Today patients with advanced rheumatic heart disease still languish, hospitalized when possible during acute illness, but rarely receiving the opportunity for transfer for outside the country for surgical care. At the same time, few of those with less severe heart damage who should be receiving the benefits of penicillin prophylaxis actually do so. In 2007, Rwanda joined other African countries in a call to join the fight against rheumatic heart disease. As part of the ASAP initiative (Awareness, Surveillance, Advocacy, and Prevention), Rwanda should be positioned to take a leading role in the control of this killer. Despite the determination, dedication and enthusiasm of local caregivers, lack of human and financial resources at the national level prevents the realization of this possible intervention..
"I am thankful to Team Heart for saving my life and allow me to return to my studies energetically and it does me proud to be studying public health"

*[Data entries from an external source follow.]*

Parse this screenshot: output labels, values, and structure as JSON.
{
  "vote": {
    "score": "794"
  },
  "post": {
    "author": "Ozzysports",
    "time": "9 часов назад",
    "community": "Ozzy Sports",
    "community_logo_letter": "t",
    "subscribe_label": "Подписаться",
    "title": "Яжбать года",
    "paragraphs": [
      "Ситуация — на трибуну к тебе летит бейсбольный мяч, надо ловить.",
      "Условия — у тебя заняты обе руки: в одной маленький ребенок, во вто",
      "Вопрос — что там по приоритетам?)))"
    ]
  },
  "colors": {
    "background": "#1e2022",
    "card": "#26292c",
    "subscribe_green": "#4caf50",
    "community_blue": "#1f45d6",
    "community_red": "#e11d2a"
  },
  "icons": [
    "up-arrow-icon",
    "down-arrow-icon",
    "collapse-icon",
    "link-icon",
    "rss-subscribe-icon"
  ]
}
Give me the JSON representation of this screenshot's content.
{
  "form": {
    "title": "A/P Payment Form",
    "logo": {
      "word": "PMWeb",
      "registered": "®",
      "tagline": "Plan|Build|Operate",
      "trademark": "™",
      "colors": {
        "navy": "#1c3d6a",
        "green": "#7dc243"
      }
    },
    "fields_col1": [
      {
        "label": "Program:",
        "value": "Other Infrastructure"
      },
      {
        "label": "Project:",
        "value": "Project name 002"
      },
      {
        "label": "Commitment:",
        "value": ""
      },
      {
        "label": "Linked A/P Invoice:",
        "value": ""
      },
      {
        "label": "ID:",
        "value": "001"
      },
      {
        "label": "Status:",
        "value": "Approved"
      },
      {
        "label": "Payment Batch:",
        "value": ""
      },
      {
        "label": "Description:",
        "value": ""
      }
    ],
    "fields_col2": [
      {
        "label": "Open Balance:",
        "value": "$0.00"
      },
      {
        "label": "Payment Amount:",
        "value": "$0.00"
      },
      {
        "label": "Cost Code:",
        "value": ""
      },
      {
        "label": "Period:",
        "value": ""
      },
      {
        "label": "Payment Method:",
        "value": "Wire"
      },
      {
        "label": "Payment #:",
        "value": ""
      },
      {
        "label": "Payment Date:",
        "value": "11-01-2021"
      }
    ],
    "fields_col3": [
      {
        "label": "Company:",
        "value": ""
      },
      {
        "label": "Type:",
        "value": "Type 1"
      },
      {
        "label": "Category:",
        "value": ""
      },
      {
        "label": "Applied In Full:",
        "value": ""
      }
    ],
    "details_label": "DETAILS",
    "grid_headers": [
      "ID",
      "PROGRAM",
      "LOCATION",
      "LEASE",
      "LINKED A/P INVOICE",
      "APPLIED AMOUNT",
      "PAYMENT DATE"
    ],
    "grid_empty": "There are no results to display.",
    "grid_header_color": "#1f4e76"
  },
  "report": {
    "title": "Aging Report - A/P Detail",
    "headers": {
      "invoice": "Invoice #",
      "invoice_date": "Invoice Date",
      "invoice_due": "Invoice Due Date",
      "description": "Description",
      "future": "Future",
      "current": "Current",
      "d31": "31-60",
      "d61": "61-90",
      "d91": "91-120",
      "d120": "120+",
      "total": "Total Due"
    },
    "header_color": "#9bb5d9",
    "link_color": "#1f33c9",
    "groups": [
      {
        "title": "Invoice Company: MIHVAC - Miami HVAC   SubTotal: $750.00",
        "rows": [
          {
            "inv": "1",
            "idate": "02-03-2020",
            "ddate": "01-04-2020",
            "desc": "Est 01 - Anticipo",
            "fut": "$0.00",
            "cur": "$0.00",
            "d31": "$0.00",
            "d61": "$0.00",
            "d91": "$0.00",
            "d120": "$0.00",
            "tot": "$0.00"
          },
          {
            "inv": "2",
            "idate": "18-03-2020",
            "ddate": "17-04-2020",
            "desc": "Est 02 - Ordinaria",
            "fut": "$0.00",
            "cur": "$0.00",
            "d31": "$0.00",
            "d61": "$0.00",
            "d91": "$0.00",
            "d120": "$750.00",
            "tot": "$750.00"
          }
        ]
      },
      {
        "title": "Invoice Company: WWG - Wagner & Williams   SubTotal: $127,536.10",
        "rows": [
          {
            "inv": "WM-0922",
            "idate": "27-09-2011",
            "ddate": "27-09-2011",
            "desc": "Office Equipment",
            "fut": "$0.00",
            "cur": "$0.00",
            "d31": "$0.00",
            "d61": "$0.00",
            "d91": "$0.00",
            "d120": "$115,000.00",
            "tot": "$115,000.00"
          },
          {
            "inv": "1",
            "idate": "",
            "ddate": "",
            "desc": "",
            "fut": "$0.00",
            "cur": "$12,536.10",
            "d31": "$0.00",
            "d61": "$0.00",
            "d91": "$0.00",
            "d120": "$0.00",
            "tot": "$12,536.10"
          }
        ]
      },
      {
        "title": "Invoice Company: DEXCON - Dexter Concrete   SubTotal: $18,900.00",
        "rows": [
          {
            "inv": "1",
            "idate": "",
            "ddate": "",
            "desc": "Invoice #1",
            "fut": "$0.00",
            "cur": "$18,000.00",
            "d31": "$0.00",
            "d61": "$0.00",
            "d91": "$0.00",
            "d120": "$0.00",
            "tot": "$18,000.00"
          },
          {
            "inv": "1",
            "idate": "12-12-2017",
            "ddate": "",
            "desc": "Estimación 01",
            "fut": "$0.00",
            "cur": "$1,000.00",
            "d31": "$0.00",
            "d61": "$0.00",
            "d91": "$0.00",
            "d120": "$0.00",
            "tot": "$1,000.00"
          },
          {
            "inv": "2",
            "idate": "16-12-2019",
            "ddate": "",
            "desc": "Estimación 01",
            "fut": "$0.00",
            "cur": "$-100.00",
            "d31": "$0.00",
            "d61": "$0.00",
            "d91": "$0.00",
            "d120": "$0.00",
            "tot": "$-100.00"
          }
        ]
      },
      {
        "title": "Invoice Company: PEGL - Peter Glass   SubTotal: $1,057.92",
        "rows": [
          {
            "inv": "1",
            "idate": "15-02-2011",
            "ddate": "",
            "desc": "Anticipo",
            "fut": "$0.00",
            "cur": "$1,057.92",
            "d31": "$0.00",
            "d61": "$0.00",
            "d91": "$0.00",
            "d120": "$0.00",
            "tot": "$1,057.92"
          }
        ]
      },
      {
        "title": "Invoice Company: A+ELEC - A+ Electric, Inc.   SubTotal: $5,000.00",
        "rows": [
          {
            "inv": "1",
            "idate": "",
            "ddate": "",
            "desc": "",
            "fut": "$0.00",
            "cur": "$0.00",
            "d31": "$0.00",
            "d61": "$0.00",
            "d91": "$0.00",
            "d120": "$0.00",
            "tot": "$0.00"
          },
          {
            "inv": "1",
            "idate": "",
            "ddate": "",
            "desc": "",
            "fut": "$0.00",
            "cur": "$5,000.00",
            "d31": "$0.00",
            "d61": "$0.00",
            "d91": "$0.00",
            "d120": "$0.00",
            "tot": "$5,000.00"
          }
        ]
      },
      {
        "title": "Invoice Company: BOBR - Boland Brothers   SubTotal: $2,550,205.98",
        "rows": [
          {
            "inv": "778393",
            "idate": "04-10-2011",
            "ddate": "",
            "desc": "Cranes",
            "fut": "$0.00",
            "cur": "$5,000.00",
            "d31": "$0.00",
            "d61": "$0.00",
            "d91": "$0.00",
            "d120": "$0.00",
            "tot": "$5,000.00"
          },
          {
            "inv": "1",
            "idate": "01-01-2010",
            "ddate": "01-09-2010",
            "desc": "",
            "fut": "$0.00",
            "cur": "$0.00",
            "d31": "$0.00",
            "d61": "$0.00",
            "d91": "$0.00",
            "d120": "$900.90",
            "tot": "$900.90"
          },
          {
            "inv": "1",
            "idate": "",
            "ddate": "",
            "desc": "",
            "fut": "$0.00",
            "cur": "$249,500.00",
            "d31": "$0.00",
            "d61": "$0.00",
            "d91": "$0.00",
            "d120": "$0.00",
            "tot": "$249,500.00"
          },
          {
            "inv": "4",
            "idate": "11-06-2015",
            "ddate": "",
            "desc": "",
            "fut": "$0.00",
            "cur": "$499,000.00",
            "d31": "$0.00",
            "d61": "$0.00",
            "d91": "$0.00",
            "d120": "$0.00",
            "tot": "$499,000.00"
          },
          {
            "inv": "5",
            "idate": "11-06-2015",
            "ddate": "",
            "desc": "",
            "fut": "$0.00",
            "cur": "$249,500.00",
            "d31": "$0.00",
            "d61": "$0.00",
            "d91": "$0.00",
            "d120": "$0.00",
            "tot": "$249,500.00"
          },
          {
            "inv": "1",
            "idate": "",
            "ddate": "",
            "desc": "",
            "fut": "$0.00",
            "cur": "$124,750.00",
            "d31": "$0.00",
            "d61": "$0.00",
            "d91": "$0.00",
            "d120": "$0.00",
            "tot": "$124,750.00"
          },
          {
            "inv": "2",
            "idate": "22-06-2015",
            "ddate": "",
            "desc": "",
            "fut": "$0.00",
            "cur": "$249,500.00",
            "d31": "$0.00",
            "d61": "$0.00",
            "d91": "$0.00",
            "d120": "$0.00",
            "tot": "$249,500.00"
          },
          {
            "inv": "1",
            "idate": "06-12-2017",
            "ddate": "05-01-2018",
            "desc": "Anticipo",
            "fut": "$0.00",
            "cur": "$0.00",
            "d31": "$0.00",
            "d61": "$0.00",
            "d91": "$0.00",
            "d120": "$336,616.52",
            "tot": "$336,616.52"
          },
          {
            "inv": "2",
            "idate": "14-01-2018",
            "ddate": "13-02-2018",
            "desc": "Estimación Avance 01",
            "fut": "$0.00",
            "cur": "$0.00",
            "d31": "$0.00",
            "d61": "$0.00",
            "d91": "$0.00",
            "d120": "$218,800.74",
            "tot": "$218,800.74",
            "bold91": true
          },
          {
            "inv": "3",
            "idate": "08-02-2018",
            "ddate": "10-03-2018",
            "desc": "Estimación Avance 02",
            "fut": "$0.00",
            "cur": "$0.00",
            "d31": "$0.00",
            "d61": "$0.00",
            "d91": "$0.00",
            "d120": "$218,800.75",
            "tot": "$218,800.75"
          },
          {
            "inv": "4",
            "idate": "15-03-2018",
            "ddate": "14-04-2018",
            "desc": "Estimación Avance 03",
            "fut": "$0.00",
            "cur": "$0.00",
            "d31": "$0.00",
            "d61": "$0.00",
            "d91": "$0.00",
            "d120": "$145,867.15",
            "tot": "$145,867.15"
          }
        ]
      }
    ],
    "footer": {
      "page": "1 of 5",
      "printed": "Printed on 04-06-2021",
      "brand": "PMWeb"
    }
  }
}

“I consider being a part of Team Heart to be the biggest achievement in my nursing career, and one of the best parts of my life!”
“After I returned from Rwanda, each time I passed my to do list, my pencil hovered to cross off Rwanda--I could not do it. Rwanda was not finished.”
"Rwanda can eradicate rheumatic heart disease in a generation-it is an achievable goal"